▶ Work request:
Where the string "thumbnail" occurs in the material below, report the whole line.

▶ Records for the task:
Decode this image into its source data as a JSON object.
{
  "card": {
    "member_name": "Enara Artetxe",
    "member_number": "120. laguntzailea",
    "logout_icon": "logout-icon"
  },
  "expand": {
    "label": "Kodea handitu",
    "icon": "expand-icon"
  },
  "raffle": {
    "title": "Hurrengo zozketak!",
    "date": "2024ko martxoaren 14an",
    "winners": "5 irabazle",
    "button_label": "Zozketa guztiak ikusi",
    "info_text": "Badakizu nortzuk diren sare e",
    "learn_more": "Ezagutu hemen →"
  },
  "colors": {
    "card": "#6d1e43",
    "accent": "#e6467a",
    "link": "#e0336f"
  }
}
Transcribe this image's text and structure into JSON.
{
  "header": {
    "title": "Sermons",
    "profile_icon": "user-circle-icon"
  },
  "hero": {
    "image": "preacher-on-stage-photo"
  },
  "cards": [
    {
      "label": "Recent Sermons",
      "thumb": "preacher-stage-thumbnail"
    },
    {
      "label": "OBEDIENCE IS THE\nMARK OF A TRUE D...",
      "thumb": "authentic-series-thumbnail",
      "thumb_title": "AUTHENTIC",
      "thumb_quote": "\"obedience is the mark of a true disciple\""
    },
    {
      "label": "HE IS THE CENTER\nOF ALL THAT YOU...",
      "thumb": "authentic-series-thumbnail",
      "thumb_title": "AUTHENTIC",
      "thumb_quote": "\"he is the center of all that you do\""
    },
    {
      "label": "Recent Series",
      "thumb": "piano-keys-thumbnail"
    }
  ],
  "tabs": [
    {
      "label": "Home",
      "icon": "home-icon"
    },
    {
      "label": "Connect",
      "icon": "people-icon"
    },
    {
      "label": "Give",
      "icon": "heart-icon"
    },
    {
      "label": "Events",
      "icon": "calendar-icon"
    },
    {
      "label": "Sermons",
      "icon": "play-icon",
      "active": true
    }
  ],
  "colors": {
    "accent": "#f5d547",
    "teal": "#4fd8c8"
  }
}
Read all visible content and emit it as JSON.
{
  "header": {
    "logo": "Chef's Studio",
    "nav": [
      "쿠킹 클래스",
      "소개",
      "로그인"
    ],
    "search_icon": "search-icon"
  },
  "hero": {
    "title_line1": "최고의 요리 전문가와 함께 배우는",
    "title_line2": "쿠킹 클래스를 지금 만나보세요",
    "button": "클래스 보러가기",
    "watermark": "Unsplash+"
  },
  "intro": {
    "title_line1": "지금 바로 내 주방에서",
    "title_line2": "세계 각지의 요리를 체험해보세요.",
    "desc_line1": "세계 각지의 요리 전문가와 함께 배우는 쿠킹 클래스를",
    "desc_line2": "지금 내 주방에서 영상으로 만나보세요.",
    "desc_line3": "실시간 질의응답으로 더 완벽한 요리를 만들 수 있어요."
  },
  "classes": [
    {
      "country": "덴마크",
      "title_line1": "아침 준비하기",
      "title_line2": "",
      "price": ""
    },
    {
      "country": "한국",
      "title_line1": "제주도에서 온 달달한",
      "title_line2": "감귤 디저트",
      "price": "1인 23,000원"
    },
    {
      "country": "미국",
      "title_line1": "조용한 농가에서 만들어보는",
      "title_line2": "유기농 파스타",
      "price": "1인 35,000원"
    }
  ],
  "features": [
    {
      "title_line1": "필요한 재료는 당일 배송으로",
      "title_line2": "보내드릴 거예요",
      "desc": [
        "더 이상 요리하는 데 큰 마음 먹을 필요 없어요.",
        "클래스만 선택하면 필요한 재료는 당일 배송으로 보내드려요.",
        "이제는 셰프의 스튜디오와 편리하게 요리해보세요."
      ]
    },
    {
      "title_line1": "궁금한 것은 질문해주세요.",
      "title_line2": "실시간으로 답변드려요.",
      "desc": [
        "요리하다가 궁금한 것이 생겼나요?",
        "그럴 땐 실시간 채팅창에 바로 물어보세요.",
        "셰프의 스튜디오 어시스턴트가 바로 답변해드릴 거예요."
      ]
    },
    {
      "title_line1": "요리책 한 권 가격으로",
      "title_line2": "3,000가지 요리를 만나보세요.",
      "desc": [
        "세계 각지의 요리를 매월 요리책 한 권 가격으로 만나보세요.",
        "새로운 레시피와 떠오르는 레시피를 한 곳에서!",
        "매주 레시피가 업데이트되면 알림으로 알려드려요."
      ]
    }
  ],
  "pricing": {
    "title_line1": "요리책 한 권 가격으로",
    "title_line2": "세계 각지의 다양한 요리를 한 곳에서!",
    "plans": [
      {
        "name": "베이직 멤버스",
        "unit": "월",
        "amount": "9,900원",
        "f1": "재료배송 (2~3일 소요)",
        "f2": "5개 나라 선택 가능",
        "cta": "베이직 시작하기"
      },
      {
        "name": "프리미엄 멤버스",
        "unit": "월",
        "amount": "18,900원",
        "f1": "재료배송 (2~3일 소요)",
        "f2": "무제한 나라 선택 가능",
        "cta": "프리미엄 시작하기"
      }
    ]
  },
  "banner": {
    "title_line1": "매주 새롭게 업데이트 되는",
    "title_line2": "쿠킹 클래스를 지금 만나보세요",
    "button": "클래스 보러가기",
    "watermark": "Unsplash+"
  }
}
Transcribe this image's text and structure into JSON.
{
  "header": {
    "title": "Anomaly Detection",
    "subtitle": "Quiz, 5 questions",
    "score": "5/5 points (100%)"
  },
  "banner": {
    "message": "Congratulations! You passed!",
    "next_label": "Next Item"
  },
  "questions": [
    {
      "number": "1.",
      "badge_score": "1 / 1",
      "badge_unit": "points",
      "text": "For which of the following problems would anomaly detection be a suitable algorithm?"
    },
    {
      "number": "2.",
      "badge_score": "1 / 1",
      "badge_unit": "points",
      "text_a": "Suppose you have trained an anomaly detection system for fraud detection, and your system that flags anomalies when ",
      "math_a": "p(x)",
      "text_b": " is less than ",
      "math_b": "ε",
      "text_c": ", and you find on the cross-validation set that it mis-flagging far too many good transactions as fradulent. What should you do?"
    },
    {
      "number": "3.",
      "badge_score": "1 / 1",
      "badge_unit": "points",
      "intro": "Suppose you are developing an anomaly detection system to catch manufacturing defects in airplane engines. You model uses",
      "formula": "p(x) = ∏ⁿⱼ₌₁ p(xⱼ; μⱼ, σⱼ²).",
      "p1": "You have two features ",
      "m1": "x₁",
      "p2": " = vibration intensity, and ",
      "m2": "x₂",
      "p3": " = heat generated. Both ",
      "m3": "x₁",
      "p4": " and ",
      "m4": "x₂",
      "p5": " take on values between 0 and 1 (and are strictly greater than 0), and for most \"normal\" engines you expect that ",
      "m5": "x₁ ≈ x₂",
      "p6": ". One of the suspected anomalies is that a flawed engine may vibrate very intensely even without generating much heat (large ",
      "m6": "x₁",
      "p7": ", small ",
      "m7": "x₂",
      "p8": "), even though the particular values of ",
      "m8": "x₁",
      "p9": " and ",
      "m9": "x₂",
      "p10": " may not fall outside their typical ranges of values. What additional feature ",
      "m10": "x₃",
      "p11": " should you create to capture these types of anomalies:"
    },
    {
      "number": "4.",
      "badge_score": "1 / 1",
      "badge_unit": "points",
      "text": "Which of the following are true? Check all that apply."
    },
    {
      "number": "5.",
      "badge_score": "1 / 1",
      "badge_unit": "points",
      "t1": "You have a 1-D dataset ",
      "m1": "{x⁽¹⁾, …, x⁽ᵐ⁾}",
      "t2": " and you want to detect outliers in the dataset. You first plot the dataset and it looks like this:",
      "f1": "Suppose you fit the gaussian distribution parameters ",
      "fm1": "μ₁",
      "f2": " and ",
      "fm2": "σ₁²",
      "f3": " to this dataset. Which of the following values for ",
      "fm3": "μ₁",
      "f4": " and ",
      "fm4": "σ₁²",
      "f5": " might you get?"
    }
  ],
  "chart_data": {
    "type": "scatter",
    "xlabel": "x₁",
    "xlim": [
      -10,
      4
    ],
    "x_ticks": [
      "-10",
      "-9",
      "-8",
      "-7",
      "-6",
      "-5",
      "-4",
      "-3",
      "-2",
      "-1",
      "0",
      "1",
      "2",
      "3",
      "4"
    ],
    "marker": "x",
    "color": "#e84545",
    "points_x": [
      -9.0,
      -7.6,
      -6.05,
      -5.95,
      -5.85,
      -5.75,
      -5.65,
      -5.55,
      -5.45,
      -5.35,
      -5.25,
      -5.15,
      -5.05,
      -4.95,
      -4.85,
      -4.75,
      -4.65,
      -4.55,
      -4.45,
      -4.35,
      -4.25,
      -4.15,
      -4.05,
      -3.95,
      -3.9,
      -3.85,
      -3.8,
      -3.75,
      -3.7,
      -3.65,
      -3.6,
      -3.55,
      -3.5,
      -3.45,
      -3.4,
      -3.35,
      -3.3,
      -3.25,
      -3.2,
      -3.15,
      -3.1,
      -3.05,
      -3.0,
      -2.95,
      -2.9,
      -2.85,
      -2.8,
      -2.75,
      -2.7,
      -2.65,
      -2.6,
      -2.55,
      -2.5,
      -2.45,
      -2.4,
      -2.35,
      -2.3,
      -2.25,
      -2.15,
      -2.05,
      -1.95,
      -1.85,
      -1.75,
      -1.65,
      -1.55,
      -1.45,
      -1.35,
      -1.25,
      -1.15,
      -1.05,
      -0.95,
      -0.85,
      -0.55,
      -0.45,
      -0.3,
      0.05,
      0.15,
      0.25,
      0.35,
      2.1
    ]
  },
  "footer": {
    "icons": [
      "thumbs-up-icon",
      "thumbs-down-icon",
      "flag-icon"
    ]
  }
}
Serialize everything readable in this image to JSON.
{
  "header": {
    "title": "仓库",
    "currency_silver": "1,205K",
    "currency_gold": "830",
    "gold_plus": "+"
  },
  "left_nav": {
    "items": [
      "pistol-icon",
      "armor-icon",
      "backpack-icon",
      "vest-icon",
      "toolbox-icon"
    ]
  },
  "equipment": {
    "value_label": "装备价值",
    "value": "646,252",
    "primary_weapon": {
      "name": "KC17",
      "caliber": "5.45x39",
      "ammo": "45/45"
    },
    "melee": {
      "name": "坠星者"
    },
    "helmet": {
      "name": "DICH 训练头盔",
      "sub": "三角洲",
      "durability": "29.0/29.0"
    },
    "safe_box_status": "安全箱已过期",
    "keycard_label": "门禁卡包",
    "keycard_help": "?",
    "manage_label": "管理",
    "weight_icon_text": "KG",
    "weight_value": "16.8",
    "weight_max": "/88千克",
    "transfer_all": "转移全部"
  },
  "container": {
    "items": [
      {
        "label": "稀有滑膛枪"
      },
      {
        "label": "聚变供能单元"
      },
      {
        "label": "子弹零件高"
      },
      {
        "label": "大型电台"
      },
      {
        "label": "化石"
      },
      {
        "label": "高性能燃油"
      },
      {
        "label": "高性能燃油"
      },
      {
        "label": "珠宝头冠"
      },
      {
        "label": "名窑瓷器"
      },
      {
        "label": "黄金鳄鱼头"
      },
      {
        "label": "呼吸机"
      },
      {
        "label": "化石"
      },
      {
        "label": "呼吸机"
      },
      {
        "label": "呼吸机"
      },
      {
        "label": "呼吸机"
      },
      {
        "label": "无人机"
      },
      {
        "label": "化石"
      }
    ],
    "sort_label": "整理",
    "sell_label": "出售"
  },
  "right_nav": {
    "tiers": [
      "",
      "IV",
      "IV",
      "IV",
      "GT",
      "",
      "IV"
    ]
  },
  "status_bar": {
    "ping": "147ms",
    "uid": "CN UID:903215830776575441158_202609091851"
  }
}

▶ Reply to the exercise:
      "thumb": "preacher-stage-thumbnail"
      "thumb": "authentic-series-thumbnail",
      "thumb": "authentic-series-thumbnail",
      "thumb": "piano-keys-thumbnail"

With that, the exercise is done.